Media savvy Islamic State presents grave concern for U.S. at home, admiral says
A recruiting push by Islamic State militants via thousands of Twitter accounts and other social media postings remains one of the biggest threats facing the United States, a high-level U.S. military official said on Wednesday.
Admiral Bill Gortney, commander of U.S. Northern Command and the North American Aerospace Defense Command, said he was particularly concerned about radicalized youth in the United States who were “in receive mode” but not communicating back.
U.S. authorities could potentially track recruits who communicate with Islamic State recruiters, but it was tougher to identify potential recruits, such as the shooter who killed five servicemen in Tennessee in July, Gortney told an event hosted by the Atlantic Council think-tank.
Gortney said heightened security at military bases around the United States – now at the highest level in nearly four years – would likely remain in effect for “quite some time,” given the government’s inability to predict when or where such attacks could occur.
“It’s going to be a long slog,” Gortney said, adding that the United States need to counter Islamic State’s narrative. “It’s a war of words. … We have to go after and break this pattern of radicalization.”
Gortney said the U.S. government was doing a comprehensive review of its efforts to counter Islamic State’s recruitment drive, but the fight needed to be led at the local level by parents, communities and schools, not the military.

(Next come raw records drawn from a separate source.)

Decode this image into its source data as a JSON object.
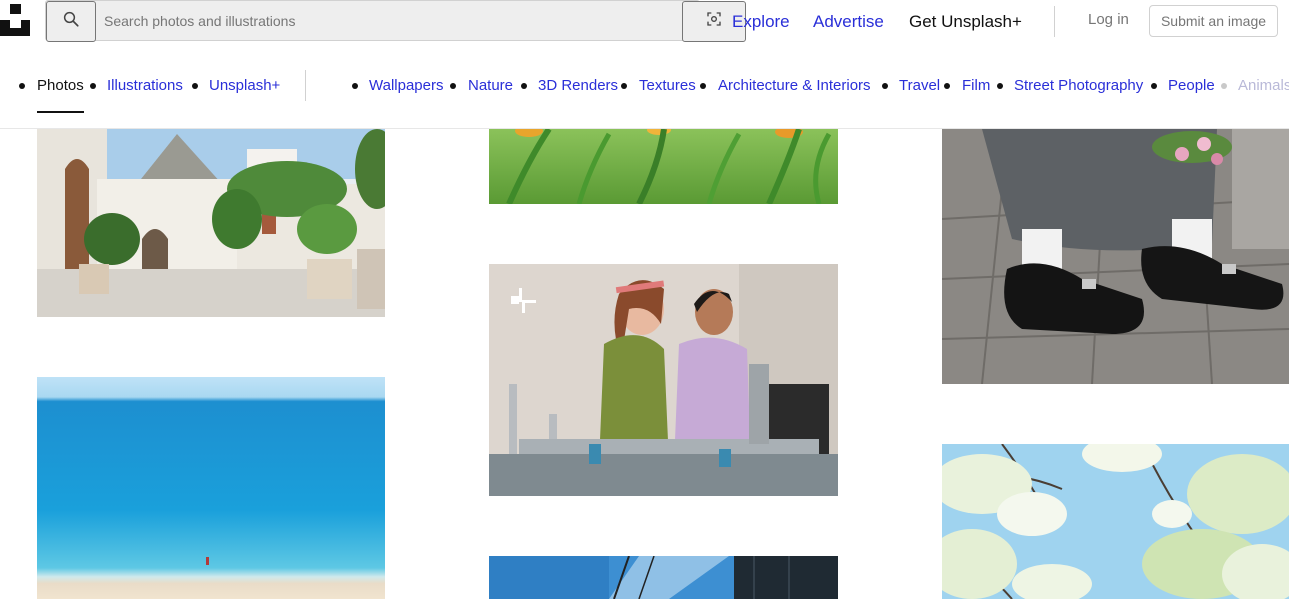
{
  "header": {
    "search": {
      "placeholder": "Search photos and illustrations",
      "icon": "search-icon",
      "visual_search_icon": "visual-search-icon"
    },
    "nav": [
      {
        "label": "Explore"
      },
      {
        "label": "Advertise"
      },
      {
        "label": "Get Unsplash+"
      }
    ],
    "login_label": "Log in",
    "submit_label": "Submit an image"
  },
  "categories": {
    "primary": [
      {
        "label": "Photos",
        "active": true
      },
      {
        "label": "Illustrations"
      },
      {
        "label": "Unsplash+"
      }
    ],
    "topics": [
      {
        "label": "Wallpapers"
      },
      {
        "label": "Nature"
      },
      {
        "label": "3D Renders"
      },
      {
        "label": "Textures"
      },
      {
        "label": "Architecture & Interiors"
      },
      {
        "label": "Travel"
      },
      {
        "label": "Film"
      },
      {
        "label": "Street Photography"
      },
      {
        "label": "People"
      },
      {
        "label": "Animals"
      }
    ]
  },
  "colors": {
    "link_blue": "#2a2fd8",
    "text_dark": "#111111",
    "muted": "#767676"
  },
  "photos": [
    {
      "subject": "whitewashed trulli houses courtyard"
    },
    {
      "subject": "turquoise sea and sandy beach"
    },
    {
      "subject": "green tulip field"
    },
    {
      "subject": "two students in a lab with machinery",
      "badge_icon": "unsplash-plus-icon"
    },
    {
      "subject": "blue sky with building"
    },
    {
      "subject": "person in grey coat and black loafers holding flowers"
    },
    {
      "subject": "white blossom tree against blue sky"
    }
  ]
}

Gortney ordered increased security in May, affecting everything from recruiting stations to National Guard posts and military bases and camps in the continental United States, Alaska and U.S. territory in the Caribbean.
The move came after two men opened fire outside an exhibit of caricatures of the Prophet Mohammad in Garland, Texas; they were shot dead by police. The two were later found to have had contact with militants, including a British man linked to Syria-based Islamic State rebels.
Investigators believe the Garland attackers and the Tennessee shooter principally radicalized themselves through Internet contacts, and were not directly ordered or encouraged to carry out the attack by Islamic State leaders.
Gortney said his staff was working with the intelligence community to understand when the threat level could be lowered, but warned it would be a “glacial” process.